Prosecutors investigate sand scandal in Changhua

Prosecutors investigate sand scandal

A sand scandal is brewing in Changhua, with concerns that low-quality concrete has been used in the construction of many of the country's public buildings - putting them at risk of collapse, reports said Monday.

The Changhua District Prosecutors’ Office has been carrying out inspections after sources suggested that a number of excavation companies in central Taiwan have been using sea sand in lieu of river sand and selling them to construction companies nationwide.

Sea sand, if used in reinforced concrete production, can severely reduce the structure's durability because of steel corrosion occurring at much higher rates than normal, a risk that building tenants are exposed to on a day-to-day basis.

Untreated sea sand is regarded by the industry as unsuitable for construction because it still contains chlorine and salt, which corrodes steel, whereas river sand from freshwater channels doesn't have that problem.

It can take only a few decades for a building to become dangerously unsafe if untreated sea sand is used in its concrete, including the possibility of collapse, authorities said.

While the common aggregate used in many modern buildings projects typically consists of crushed gravel or other rock (including sand), prosecutors said companies who were caught in the past confessed that sea sand have been used to cut down costs.

Although the scandal has been confined only to Changhua thus far, the possibility of unscrupulous practices in other parts of Taiwan is worrying, authorities said.

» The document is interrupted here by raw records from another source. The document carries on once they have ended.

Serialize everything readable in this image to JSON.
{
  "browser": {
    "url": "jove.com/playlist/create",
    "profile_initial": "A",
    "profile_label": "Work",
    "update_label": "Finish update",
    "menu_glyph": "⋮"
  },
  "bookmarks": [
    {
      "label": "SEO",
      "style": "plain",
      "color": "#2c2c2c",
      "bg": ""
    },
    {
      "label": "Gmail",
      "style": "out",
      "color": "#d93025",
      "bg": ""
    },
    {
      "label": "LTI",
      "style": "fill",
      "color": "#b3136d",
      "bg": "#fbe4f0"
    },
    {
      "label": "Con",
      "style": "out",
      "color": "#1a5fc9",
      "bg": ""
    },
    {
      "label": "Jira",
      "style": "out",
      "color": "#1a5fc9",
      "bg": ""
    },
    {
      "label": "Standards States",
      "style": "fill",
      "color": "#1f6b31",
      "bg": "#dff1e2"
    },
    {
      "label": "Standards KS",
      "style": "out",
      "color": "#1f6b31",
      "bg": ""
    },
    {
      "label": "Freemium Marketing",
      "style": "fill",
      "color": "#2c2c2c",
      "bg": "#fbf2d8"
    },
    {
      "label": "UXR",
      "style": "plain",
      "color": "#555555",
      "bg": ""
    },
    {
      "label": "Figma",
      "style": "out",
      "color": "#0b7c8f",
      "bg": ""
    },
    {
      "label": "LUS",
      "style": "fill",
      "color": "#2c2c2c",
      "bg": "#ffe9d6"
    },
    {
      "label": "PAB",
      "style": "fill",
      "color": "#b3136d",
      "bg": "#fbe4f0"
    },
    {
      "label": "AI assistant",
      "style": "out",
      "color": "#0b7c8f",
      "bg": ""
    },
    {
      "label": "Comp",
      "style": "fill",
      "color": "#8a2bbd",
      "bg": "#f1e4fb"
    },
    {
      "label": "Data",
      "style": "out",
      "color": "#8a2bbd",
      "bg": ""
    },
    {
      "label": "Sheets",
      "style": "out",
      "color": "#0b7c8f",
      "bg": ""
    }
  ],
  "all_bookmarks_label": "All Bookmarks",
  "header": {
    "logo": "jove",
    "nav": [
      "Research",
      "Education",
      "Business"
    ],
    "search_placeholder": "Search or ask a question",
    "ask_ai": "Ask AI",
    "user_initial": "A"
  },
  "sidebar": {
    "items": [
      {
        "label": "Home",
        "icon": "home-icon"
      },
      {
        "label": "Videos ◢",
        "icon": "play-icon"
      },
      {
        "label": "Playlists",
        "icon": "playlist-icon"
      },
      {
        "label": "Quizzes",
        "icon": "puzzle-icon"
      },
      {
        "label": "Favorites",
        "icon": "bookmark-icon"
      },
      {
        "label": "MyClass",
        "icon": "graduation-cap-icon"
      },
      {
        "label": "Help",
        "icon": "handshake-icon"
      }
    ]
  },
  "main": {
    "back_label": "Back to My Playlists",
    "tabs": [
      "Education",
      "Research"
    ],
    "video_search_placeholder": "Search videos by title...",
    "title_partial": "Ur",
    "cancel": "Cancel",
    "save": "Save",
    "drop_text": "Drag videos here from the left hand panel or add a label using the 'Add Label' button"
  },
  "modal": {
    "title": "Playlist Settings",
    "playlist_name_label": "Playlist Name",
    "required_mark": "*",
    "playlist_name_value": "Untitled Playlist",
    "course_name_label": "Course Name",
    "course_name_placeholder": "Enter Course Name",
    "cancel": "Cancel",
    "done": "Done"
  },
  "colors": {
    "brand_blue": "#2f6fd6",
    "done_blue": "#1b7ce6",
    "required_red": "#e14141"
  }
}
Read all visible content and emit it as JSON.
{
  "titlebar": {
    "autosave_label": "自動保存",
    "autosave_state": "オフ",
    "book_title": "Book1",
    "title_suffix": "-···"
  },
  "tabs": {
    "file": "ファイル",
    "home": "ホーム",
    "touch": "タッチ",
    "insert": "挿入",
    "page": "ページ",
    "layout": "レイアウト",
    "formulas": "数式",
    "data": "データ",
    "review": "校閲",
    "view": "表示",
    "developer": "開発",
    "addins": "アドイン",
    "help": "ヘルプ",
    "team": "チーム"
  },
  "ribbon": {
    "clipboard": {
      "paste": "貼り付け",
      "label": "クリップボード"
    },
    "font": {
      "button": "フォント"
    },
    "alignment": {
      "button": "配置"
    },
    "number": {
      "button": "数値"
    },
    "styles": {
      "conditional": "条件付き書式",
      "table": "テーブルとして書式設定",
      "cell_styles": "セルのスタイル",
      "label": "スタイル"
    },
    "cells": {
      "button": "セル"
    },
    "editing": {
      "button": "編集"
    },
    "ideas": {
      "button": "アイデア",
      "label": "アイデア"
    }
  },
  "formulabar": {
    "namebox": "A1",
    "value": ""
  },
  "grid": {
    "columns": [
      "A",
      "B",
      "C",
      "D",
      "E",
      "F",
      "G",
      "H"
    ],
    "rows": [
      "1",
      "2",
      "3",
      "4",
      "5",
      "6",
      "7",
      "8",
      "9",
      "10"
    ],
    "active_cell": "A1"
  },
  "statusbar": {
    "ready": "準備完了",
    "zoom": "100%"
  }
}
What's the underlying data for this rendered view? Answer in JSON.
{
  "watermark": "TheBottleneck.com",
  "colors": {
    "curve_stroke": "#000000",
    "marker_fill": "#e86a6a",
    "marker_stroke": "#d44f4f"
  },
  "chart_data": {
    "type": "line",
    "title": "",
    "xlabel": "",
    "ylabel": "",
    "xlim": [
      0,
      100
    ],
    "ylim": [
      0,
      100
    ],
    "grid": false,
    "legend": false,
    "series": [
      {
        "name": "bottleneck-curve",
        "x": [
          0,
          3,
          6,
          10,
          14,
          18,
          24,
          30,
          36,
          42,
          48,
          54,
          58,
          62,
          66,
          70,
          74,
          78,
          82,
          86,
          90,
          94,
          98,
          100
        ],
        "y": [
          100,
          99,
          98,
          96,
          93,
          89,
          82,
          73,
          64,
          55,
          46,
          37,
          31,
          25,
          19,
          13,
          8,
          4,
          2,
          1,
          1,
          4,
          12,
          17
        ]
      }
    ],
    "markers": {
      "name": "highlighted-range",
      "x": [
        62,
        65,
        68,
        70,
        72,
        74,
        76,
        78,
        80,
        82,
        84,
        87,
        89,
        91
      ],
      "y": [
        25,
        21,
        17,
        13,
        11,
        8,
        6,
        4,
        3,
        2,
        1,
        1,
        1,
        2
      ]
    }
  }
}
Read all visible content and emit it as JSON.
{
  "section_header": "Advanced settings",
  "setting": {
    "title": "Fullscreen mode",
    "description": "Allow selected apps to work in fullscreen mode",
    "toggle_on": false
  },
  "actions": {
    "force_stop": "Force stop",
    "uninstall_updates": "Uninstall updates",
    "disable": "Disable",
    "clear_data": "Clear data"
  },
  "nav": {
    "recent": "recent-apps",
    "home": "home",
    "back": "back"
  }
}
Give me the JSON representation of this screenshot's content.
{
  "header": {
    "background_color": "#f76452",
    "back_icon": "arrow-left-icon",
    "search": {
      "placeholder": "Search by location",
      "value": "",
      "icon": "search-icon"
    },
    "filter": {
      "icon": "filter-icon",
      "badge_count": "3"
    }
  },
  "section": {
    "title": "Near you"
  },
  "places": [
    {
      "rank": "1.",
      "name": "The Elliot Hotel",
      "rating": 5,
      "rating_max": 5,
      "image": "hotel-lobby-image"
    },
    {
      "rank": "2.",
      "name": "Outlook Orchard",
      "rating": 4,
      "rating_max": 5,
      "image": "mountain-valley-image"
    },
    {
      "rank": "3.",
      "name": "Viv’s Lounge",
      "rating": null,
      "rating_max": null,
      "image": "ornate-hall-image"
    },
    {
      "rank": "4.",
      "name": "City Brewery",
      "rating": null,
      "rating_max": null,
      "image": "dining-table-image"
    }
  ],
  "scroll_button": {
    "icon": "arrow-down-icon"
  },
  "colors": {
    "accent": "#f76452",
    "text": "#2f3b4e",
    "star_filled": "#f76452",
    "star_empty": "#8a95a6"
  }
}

Prosecutors in Changhua have since summoned the 13 alleged excavation companies for questioning, of which 10 already posted bail as of Monday morning.


Updated : 2021-09-25 05:51 GMT+08:00